● Action item
Pull out each line of the data that includes the word "this".

● Entries from a dataset of interfaces
»»
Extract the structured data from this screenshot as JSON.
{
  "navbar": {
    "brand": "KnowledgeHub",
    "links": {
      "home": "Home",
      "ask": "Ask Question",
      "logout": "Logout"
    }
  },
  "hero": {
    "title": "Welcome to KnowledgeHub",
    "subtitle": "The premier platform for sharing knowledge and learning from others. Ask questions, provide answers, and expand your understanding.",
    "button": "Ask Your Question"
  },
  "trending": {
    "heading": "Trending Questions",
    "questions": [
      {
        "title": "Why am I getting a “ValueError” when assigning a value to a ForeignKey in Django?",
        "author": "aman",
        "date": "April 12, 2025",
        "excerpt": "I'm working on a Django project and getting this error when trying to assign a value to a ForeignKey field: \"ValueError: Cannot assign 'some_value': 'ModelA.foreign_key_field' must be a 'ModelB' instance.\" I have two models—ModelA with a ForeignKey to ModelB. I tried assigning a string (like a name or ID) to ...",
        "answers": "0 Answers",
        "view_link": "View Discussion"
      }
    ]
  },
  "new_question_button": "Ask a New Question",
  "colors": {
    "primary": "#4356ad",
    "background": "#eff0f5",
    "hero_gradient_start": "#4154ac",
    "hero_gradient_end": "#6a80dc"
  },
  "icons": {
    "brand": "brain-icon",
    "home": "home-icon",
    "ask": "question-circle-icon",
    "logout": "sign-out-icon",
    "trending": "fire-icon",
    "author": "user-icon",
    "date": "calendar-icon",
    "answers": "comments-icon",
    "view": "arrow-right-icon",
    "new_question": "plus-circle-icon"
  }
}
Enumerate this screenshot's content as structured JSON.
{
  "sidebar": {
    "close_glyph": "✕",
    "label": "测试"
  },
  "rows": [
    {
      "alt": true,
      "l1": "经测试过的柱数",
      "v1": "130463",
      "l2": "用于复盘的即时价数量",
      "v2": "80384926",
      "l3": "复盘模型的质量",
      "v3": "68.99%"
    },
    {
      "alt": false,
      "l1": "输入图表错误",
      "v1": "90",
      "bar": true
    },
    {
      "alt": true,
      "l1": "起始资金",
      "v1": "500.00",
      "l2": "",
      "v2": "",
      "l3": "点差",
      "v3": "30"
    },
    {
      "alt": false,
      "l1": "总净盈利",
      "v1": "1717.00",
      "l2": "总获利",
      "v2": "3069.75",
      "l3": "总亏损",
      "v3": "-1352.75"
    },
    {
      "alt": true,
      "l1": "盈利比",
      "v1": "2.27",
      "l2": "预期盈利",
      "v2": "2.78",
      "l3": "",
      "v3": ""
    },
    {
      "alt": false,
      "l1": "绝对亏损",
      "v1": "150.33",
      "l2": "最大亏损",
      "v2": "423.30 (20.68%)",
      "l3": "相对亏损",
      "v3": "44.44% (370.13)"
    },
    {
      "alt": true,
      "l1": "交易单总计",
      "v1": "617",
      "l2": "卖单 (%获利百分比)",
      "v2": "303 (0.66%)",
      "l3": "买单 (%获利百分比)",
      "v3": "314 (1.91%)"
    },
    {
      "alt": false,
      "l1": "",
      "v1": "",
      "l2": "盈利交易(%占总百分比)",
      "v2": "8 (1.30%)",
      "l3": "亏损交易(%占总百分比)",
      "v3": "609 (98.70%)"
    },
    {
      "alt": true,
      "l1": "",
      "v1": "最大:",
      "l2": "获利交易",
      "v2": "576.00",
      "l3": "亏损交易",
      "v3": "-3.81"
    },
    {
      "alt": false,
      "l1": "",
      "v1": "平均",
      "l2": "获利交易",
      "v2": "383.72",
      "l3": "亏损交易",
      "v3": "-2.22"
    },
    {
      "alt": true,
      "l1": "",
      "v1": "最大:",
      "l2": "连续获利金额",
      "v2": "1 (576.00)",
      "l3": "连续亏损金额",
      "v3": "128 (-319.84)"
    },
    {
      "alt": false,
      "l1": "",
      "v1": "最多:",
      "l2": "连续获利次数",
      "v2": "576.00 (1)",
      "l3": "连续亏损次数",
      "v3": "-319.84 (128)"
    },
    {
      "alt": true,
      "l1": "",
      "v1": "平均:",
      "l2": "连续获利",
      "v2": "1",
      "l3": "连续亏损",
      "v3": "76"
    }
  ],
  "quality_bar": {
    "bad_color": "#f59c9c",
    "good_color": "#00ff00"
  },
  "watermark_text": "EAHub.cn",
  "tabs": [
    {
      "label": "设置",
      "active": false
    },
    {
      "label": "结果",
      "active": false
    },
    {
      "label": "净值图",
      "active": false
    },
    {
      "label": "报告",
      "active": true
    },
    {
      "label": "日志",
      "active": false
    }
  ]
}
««
● Solution to the exercise
Extract the structured data from this screenshot as JSON.
        "excerpt": "I'm working on a Django project and getting this error when trying to assign a value to a ForeignKey field: \"ValueError: Cannot assign 'some_value': 'ModelA.foreign_key_field' must be a 'ModelB' instance.\" I have two models—ModelA with a ForeignKey to ModelB. I tried assigning a string (like a name or ID) to ...",
Enumerate this screenshot's content as structured JSON.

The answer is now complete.